With this simple approach, stability with respect to time increment is defined at the ODE level, so that in the case of unconditionally stable methods we are not concerned about mesh. (Or at least, very bad meshes give raise to badly conditioned $K$ matrices, but this is another problem.)

In the case of explicit time integration, stability is linked to a generalized eigenvalue problem involving $A$ and $B$. Here for uniform meshes we have simple relations between $h$ and the stability limit, for non uniform meshes only estimates and bounds.

I have some experience in the field of non-linear continuum mechanics, where the ODE to be solved is \begin{equation} M(t)\ddot U + f_i(U, \dot U, \ldots \text{state variables}) = f_e(t) \end{equation} Here the stable time increment at time $t_0$ is linked to highest natural frequency $\omega_\text{max}$ (eigenvalue) of the linearized problem \begin{equation} M(t_0) \ddot U + K_{T} U = 0, \qquad U = U_\alpha \sin(\omega_\alpha t) \end{equation} where $K_T$ is the tangent stiffness matrix. Finding a good (but fast to compute) estimator of $\omega_\text{max}$ is crucial for efficiency and far from trivial.

This treatment (which is the most common in commercial non linear continuum mechanics FEM codes) does not directly addresses the problem of convergence in the time-space domain, since it relies on the simplistic assumption that convergence for the stationary problem ($t = t_0 = \text{constant}$) and a good time integrator solve the problem.

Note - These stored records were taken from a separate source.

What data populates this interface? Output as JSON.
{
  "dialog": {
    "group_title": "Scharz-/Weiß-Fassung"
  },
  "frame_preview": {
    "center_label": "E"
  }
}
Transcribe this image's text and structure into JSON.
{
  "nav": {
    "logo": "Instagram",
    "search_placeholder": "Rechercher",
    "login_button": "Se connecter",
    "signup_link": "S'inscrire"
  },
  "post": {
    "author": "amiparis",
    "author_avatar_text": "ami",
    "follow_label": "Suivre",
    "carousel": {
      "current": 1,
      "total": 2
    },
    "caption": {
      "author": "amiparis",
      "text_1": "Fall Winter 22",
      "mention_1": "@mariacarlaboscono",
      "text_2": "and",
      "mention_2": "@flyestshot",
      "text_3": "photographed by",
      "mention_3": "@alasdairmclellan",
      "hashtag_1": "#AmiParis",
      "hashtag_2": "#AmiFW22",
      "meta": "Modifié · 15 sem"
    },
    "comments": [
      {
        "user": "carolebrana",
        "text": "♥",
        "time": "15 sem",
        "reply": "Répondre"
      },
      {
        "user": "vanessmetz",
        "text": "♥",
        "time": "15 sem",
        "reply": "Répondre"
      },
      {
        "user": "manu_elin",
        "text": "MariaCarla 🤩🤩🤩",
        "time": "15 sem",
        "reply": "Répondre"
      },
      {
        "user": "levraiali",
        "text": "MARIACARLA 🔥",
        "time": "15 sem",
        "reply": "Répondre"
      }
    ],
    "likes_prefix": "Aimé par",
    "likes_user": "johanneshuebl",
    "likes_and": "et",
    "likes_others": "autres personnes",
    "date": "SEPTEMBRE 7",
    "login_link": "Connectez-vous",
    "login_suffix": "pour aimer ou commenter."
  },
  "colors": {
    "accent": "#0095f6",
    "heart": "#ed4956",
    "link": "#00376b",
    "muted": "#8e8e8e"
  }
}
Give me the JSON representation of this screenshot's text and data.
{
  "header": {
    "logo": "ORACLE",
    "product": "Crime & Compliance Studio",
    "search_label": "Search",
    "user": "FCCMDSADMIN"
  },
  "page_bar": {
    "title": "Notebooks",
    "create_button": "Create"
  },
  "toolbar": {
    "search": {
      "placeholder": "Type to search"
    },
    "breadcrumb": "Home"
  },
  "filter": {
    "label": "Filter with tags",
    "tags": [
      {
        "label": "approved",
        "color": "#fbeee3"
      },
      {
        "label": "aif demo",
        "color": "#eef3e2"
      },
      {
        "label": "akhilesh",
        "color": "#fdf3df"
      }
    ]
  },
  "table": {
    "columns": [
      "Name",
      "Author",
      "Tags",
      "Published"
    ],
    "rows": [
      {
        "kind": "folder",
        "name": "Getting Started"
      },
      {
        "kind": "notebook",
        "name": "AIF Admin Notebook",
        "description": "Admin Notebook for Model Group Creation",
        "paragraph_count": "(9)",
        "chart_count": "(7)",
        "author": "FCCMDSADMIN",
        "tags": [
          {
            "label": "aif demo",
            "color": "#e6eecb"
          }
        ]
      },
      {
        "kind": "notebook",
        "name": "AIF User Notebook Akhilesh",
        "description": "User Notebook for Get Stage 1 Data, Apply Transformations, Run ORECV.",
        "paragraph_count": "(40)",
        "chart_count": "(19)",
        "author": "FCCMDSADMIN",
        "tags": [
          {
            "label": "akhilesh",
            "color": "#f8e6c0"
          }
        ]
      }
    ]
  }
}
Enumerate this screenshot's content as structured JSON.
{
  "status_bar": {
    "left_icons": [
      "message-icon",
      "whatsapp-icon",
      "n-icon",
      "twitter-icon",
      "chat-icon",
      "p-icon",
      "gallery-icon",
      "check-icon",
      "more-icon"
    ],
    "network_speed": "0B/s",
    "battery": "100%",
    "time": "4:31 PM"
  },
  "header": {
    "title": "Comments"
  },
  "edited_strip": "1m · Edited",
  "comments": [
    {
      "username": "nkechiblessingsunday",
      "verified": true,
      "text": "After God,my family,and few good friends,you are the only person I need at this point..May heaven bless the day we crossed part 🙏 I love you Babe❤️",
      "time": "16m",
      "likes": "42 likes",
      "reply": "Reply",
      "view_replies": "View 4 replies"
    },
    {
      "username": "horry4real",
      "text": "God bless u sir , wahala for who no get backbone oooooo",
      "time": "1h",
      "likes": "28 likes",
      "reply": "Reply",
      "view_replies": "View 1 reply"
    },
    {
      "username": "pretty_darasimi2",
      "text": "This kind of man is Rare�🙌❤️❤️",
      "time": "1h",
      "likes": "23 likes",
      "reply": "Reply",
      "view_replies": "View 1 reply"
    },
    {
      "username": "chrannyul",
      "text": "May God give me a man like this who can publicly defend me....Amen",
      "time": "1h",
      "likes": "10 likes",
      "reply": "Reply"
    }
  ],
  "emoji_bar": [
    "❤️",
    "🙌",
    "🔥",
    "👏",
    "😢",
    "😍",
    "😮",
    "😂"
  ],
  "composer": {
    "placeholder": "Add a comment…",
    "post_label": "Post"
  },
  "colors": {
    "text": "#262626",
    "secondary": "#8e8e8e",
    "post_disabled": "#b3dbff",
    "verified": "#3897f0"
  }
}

Of course the time-space convergence problem has been addressed, but as said above, this is only a partial answer to the question above

Let's do the analysis by discretizing in space first, then in time (method of lines). First, we take some sequence of spatial discretizations $L^i, i=\{1,2,\dotsc\}$ approximating the continuous operator $L:u \to u_{xx}$. For the sequence of discretizations $L^i$ to be a convergent discretization, we need that the sequence be consistent and stable. Since the continuum operator $L$ has all negative eigenvalues, this implies that all eigenvalues of each discrete operator $L^i$ will be in the left half plane.

Now we turn our attention to the temporal discretization of

$$u_t^i = L^i u^i$$

where all eigenvalues of $L^i$ are in the left half plane. But $A$-stable methods are defined by exactly this property. ($A$-stability is just a more precise/less misleading term for unconditional stability. There are many other kinds of stability, e.g. $L$-stability and forms of nonlinear stability.)

Note that we have not used any property of grid spacing, time step size, or even used the properties of the original PDE except that it must be stable.

• So, are you saying that for any type of grid I have eigenvalues of $L_i$ with non-positive real part? So, as long as the mesh is not crazy and the approximation for the stable operator $L$ is consistent I have $A$-steble method? I guess eigenvalues for $L_i$ change with different mesh but stay on the left side? – Kamil Jul 17 '12 at 13:49
• @Jed, there is one problem (at least in theory) with your argument. Depending on the boundary conditions, the Laplacian may have a zero eigenvalue. A consistent spatial discretization could therefore have an eigenvalue with positive real part and exhibit a sort of instability. It would still be Lax-Richtmeyer stable, though, in an appropriate sense. – David Ketcheson Jul 17 '12 at 22:22
• Also, it should be noted that this argument would not apply in the case of a hyperbolic PDE. – David Ketcheson Jul 17 '12 at 22:23